Can a child “not” be happy? With parents? Especially after making them the center of your world? Read on to find out if you have a happy child.
As your child grows up they show signs of their emotional well being, sometimes subtle and at other times vivid. The following are not an exhaustive list but just a few pointers to find out if your child is happy. It is important to be aware of our child’s emotional health and identify problems while it is still small and manageable.
Looks satisfied with toys
Kids rarely say that they don’t want more toys. However, does your child keep pestering you for buying toys that other children have and looks dissatisfied with even the best one he/she has? When at a store your child doesn’t settle for a couple of toys and wanders throwing tantrums to buy everything?
Has a positive outlook to get back home from a picnic
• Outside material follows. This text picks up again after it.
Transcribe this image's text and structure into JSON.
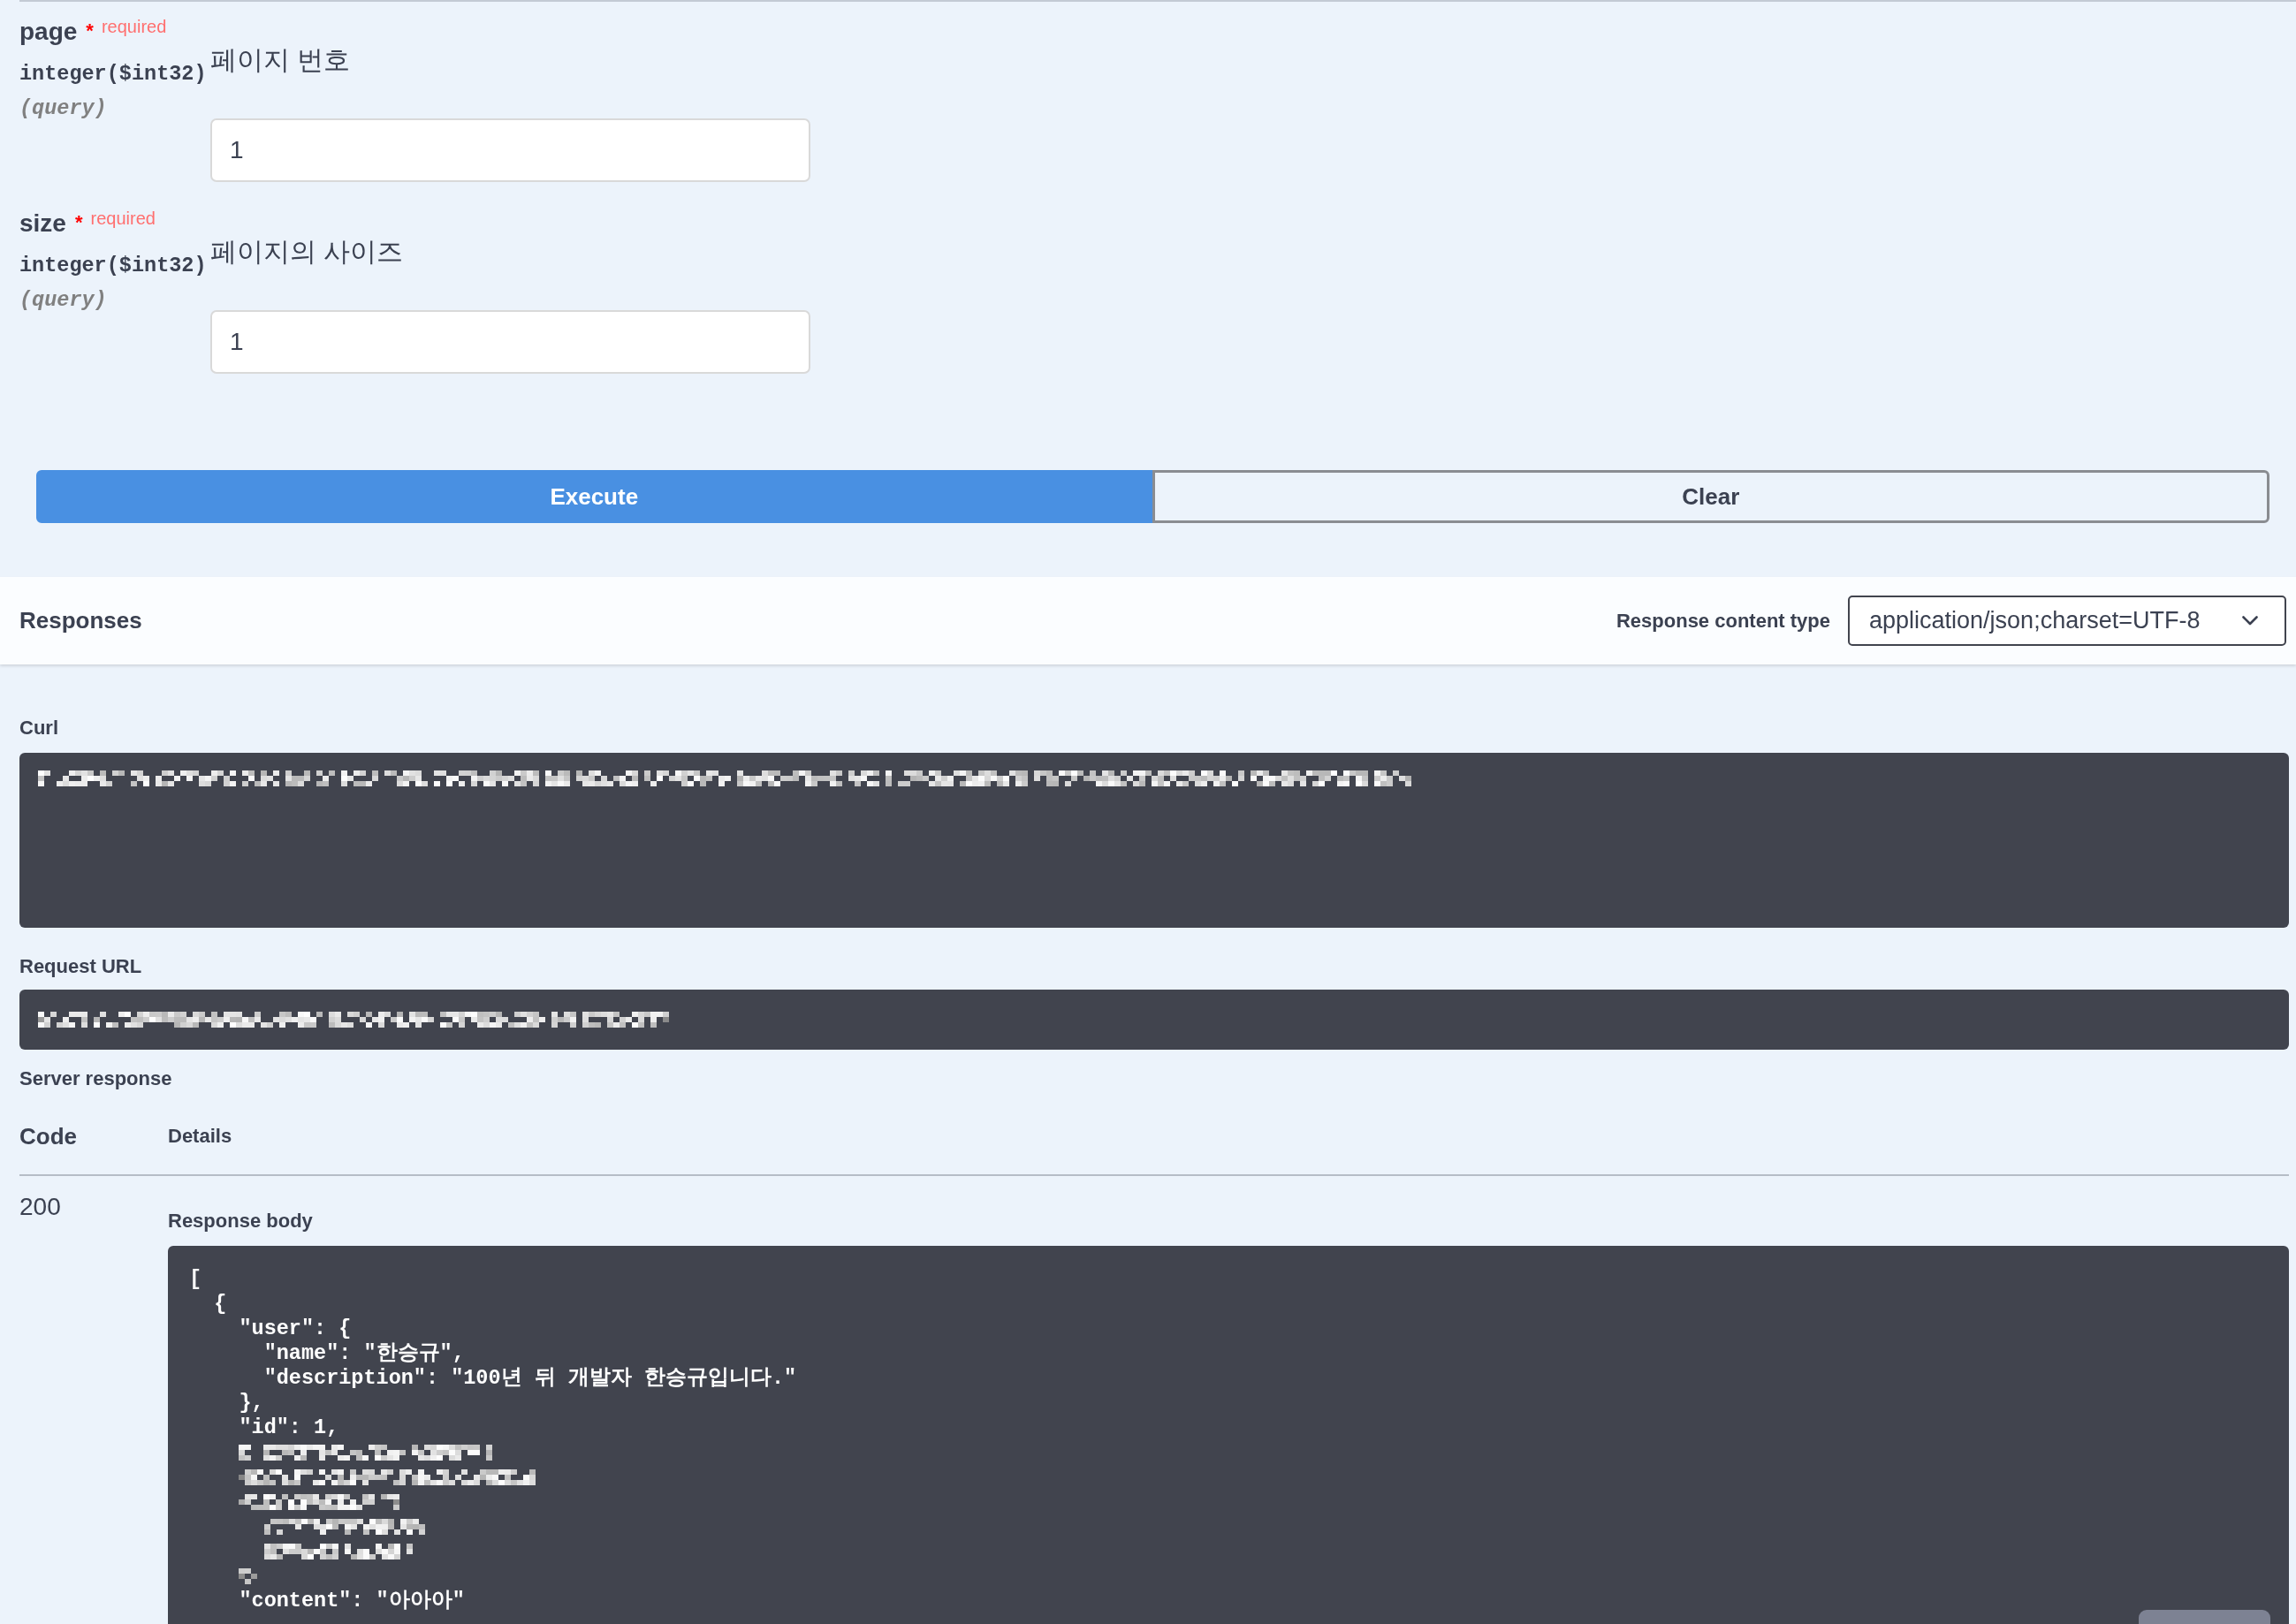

Sure, you had a fun day out. But watch out for your kids’ behavior when they are getting back home. Do they get visibly upset, irritable or sulk to get back home?
Talks positively about family
It’s interesting to listen to kids talking among themselves. My daughter came home the other day and said how her friend complains about her parents often. My daughter asked me why she wouldn’t talk about good things like how they went out as a family, for example? Well, whatever is the reason might be, it needs urgent looking into.
Is your child happy to be with friends? Or, does your child behaves awkward and is not comfortable with children of similar age group?
Isn’t upset for too long
There are umpteen numbers of things that can cause a child to be distressed or upset. However, does the child bounce back quickly or does the child remain disturbed for too long?
Your child loves to talk to you
Does your child love to give you updates about his/her day? Is he excited to tell that little joke that he might have shared with his friend at school? Or, does he tell you what bothered him about the teacher that day? Making you a part of their every day happiness and problems is a sign of a happy child.
Image courtesy: The Odyssey Online